What needs to be done - This exercise calls for every line of the listing below that contains the word "التربية".
────
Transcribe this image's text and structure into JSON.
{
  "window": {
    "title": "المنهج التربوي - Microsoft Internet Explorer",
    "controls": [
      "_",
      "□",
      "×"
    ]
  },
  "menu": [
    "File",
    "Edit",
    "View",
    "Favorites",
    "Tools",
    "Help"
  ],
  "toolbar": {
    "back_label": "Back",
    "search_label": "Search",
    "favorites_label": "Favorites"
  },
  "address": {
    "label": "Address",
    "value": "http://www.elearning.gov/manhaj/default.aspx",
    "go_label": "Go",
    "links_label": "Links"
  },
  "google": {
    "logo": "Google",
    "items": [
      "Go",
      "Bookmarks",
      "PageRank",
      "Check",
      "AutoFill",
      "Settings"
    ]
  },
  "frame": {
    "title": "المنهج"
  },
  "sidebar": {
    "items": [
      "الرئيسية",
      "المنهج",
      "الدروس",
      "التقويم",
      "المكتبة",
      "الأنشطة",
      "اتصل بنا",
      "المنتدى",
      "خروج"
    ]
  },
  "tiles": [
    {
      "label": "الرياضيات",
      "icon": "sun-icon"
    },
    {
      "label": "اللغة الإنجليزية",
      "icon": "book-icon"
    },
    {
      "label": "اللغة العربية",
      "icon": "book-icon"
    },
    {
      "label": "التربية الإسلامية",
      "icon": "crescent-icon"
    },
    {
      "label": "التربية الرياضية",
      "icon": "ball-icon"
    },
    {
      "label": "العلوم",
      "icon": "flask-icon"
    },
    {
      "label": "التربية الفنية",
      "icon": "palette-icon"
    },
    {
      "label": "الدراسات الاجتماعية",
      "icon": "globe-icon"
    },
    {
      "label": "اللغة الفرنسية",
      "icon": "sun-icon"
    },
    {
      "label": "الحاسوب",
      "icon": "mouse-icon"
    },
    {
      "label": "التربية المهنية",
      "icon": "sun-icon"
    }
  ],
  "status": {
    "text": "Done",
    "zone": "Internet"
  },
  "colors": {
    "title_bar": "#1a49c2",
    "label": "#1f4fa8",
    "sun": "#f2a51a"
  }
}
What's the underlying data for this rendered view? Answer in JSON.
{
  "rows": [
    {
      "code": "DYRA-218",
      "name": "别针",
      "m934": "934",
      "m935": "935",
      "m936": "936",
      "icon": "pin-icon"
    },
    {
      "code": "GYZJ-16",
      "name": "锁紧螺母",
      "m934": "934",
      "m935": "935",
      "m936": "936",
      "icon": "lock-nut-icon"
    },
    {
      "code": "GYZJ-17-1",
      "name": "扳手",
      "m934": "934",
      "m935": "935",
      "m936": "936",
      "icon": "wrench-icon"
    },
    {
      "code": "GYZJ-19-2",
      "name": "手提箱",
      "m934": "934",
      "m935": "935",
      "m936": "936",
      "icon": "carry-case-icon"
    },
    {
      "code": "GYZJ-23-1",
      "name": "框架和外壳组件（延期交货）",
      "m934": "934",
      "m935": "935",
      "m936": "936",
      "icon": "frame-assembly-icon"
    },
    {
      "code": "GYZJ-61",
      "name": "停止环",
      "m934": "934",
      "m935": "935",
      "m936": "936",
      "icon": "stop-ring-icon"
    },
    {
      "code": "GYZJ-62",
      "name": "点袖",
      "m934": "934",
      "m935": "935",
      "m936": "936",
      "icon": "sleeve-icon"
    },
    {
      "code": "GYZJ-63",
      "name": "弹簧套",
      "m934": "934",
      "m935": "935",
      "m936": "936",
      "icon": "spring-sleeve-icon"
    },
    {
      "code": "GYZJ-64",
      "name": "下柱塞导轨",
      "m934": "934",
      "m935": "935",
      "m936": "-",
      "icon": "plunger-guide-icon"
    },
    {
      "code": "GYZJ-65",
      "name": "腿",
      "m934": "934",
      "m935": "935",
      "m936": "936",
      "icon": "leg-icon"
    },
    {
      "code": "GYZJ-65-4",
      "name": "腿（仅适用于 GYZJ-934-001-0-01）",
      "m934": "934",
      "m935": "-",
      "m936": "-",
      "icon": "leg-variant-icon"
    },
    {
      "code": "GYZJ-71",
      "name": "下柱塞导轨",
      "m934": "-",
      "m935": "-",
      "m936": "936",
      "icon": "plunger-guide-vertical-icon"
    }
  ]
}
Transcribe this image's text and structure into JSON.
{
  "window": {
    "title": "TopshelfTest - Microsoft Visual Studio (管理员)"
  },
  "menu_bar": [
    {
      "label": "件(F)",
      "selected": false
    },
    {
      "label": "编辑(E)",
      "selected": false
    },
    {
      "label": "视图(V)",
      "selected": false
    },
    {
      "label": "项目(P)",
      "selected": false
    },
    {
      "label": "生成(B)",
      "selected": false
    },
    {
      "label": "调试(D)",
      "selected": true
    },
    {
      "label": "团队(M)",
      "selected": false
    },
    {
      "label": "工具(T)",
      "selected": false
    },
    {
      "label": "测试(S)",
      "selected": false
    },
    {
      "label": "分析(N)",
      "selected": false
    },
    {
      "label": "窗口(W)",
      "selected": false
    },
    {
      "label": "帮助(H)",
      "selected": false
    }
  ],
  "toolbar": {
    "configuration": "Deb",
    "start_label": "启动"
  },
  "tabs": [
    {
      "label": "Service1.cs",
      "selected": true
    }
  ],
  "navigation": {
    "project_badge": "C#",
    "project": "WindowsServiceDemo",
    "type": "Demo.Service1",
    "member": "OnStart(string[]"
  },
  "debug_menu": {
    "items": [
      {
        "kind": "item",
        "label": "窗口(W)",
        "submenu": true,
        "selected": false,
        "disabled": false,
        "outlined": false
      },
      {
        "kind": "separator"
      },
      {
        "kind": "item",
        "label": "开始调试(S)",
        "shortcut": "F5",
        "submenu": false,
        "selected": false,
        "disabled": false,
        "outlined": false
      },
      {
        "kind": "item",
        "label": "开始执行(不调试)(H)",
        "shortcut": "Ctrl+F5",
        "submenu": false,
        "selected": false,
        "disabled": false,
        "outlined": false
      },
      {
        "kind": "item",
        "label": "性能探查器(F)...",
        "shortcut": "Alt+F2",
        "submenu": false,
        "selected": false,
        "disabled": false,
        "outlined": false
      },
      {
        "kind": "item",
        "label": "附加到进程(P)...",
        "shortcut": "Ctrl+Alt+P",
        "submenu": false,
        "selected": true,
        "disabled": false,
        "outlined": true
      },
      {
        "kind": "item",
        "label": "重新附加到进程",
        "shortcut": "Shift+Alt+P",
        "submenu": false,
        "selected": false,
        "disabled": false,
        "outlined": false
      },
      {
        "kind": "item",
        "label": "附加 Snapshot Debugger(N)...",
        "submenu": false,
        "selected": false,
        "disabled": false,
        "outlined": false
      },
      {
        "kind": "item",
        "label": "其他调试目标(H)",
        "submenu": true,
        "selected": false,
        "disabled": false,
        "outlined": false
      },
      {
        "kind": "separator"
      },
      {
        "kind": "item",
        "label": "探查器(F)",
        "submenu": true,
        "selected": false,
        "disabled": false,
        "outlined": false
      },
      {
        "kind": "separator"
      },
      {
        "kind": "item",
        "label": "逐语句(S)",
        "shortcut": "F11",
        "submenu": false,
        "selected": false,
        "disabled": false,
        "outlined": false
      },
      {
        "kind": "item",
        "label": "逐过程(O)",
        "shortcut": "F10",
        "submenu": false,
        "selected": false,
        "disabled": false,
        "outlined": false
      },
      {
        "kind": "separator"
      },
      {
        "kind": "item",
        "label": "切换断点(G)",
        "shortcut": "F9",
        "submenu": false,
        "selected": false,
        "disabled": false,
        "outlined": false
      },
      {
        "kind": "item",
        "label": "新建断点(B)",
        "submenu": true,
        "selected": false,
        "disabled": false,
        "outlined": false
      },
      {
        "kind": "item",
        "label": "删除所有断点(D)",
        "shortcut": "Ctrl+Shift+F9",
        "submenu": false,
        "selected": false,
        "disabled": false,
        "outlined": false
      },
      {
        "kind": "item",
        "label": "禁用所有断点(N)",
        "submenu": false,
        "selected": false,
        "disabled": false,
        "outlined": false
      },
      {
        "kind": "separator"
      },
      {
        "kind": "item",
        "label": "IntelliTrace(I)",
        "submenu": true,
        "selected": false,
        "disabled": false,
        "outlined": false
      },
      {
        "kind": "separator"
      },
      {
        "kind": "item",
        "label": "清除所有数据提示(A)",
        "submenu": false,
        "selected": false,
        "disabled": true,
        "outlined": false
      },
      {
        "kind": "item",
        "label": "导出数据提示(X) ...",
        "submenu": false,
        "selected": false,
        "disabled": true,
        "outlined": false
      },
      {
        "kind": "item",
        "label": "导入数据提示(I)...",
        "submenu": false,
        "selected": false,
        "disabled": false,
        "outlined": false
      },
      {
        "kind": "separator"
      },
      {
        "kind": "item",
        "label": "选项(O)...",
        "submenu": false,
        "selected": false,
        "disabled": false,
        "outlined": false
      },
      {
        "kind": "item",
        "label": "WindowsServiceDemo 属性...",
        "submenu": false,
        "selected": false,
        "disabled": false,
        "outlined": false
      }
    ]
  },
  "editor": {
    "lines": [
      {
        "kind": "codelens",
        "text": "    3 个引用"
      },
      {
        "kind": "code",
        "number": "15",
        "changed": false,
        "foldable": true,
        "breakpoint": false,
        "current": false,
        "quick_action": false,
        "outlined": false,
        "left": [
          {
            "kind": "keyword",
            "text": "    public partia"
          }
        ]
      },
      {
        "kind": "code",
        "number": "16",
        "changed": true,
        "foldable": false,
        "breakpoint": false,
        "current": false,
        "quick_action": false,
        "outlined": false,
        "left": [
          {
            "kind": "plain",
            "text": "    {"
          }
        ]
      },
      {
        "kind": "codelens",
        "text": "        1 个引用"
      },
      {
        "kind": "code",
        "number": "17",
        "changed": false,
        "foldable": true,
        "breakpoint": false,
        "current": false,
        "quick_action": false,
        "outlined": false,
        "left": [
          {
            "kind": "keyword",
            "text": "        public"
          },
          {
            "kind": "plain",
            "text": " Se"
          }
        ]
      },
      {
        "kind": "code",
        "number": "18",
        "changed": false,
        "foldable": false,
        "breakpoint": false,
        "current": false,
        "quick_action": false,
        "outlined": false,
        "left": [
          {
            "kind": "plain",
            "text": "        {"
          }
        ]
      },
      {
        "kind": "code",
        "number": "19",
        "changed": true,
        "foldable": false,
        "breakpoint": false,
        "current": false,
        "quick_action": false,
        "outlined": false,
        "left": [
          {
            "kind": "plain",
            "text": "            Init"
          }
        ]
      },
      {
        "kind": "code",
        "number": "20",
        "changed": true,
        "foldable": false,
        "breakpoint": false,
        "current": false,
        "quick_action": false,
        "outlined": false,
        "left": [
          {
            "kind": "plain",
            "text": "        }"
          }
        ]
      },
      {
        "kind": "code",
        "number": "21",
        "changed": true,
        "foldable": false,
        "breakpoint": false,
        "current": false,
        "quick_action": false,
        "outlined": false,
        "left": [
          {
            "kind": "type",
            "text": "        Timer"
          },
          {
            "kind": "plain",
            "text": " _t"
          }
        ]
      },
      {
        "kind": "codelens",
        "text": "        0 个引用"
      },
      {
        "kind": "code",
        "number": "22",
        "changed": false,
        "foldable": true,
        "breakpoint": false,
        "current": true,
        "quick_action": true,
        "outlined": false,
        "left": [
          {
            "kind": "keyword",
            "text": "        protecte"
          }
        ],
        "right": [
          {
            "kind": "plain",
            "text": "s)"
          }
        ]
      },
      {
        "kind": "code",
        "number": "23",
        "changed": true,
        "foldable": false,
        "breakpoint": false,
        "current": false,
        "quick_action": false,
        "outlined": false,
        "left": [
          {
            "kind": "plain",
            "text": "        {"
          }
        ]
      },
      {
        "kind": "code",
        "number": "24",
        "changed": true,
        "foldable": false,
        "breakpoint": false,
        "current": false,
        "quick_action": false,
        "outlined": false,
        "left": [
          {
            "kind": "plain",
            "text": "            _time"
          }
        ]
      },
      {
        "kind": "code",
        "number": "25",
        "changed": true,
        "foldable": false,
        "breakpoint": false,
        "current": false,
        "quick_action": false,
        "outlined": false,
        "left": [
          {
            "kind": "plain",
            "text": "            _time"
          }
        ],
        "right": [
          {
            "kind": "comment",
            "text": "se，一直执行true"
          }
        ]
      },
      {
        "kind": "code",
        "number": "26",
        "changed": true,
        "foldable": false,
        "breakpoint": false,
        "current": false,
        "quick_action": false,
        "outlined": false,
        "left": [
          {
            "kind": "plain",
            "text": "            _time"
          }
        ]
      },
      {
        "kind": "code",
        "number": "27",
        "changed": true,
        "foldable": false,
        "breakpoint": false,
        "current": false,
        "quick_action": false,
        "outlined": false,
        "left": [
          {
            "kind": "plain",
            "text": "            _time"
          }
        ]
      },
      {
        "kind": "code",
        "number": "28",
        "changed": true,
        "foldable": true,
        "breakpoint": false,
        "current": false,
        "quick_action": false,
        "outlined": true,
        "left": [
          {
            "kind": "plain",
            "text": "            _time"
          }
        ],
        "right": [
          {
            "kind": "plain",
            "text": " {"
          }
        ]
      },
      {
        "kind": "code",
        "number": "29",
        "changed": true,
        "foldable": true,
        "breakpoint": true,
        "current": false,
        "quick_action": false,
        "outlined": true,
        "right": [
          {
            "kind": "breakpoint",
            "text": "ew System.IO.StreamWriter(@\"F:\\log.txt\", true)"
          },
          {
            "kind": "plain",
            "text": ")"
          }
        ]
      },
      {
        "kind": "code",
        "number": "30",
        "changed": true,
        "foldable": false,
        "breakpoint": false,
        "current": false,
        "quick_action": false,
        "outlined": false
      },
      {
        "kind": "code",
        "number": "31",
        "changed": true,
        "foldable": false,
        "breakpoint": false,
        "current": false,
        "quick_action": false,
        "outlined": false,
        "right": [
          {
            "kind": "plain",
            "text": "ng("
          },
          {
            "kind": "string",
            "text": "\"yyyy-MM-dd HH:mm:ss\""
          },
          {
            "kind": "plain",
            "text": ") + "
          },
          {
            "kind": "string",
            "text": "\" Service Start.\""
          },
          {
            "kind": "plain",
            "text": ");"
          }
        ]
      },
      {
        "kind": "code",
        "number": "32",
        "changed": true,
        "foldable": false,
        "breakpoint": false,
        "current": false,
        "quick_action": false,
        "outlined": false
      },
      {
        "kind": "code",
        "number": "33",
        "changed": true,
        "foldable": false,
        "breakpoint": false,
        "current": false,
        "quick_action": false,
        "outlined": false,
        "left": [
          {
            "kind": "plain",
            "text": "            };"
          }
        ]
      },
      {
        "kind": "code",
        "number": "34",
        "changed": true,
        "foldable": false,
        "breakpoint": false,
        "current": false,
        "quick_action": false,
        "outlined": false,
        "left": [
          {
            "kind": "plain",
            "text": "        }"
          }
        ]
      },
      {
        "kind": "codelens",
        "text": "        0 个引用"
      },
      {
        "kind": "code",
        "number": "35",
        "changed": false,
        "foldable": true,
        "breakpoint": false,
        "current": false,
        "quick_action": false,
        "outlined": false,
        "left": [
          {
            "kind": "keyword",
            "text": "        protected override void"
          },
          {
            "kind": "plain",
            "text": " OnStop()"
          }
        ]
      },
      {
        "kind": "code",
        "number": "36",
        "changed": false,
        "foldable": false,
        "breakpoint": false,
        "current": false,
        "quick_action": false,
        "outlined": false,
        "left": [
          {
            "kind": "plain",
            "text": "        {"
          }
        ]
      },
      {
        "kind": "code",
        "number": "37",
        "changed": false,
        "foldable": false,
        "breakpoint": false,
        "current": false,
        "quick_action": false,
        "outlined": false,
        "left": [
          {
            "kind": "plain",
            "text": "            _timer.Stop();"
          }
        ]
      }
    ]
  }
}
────
Reply to the task -
      "label": "التربية الإسلامية",
      "label": "التربية الرياضية",
      "label": "التربية الفنية",
      "label": "التربية المهنية",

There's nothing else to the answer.